[Page and application data records]
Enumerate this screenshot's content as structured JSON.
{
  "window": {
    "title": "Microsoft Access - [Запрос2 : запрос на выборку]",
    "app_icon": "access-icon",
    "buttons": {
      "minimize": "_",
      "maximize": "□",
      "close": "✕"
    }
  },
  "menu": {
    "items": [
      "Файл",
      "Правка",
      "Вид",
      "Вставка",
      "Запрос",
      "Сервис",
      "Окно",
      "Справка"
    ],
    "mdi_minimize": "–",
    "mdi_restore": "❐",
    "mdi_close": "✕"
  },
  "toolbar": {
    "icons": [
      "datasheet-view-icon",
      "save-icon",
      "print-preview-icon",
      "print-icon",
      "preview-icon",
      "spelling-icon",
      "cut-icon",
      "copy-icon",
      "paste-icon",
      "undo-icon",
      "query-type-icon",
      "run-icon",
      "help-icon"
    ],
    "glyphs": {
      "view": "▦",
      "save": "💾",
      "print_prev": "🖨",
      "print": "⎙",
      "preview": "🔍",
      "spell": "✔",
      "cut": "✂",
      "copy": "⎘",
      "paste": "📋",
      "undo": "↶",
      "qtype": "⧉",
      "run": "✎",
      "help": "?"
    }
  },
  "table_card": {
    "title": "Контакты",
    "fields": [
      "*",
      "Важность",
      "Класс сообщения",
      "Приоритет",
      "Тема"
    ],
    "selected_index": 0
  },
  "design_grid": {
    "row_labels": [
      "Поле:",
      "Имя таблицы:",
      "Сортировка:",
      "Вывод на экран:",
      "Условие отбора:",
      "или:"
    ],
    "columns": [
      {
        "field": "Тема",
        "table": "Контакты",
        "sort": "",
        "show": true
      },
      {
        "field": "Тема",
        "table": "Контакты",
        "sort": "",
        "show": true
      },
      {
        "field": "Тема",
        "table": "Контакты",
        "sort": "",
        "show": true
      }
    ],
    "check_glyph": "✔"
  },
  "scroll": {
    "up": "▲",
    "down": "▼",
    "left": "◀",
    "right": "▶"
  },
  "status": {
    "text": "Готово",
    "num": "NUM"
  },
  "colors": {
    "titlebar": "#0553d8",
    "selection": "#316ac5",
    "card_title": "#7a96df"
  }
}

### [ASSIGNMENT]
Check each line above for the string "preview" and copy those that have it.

### [RESPONSE TO THIS EXERCISE]
      "print-preview-icon",
      "preview-icon",
      "preview": "🔍",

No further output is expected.